At the start of the Official Filmmaking Period, each team will receive a character, a prop and a line of dialogue assignment via email.
These elements must be included in your film.
The elements will vary from timezone to timezone, but in each location ALL teams will have the same required elements. It's up to each team to decide how to integrate them into their own film. Teams compete for most creative use of these elements.
Examples of Previous Characters
Alan or Alice Downing, Coach San Diego, California 2015
Ava or Aiden Kingston, Vice President Nashville, Tennessee 2017
Walt or Wendy Abrams, Boat Owner Orlando, Florida 2008
Holly or Horatio Baldwin, Activist Portland, Maine 2009
Examples of Previous Props
a ticket Paducah, Kentucky 2012
a nail file Seattle, Washington 2008
flowers Nashville, Tennessee 2011
a cake Orlando, Florida 2009
Examples of Previous Lines
Sometimes you feel like letting loose. Asheville, North Carolina 2006
Do I look like a computer? Orlando, Florida 2011
If you must know, my father told me. New York, New York 2007
I've got a great idea. San Antonio, Texas 2015

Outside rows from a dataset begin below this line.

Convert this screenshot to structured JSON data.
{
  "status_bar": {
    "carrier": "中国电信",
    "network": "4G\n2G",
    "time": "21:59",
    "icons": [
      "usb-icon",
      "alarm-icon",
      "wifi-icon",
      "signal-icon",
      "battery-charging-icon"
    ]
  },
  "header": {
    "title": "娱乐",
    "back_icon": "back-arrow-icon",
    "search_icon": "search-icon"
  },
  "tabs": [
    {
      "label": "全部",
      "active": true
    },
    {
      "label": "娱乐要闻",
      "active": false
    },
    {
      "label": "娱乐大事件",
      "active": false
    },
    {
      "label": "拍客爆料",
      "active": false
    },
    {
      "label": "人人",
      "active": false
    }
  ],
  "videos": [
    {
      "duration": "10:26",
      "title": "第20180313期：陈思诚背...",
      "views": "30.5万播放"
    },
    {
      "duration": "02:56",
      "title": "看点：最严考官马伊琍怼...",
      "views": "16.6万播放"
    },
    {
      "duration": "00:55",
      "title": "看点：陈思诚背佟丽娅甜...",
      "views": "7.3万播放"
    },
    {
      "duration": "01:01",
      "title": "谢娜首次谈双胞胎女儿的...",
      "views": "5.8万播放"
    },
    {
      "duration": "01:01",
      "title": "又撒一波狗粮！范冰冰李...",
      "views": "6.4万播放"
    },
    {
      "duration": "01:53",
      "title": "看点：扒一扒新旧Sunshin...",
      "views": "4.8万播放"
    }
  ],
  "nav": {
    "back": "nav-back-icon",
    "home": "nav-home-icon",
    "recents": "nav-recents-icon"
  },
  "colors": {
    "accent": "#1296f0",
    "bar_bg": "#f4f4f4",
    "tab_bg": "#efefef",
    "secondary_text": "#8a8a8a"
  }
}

The required line of dialogue must be heard or seen - it may be written. It may be in a foreign language; however if it is not clear that this is the required line, it should be translated.
The required character does not have to be the star, but we must actually see him/her on the screen. Name tags, etc. are not necessary so long as the audience can infer who he/she is.
The required prop must be seen, and it should be used in your film in some way.
Adherence to Assignment
Did you know judges base part of their scores on a film’s adherence to assignment? This refers to the genre and required elements.
Elements in Credits Do Not Count
The required elements must appear in the story of your film. Use of the elements only in the end credits will NOT fulfill the requirement.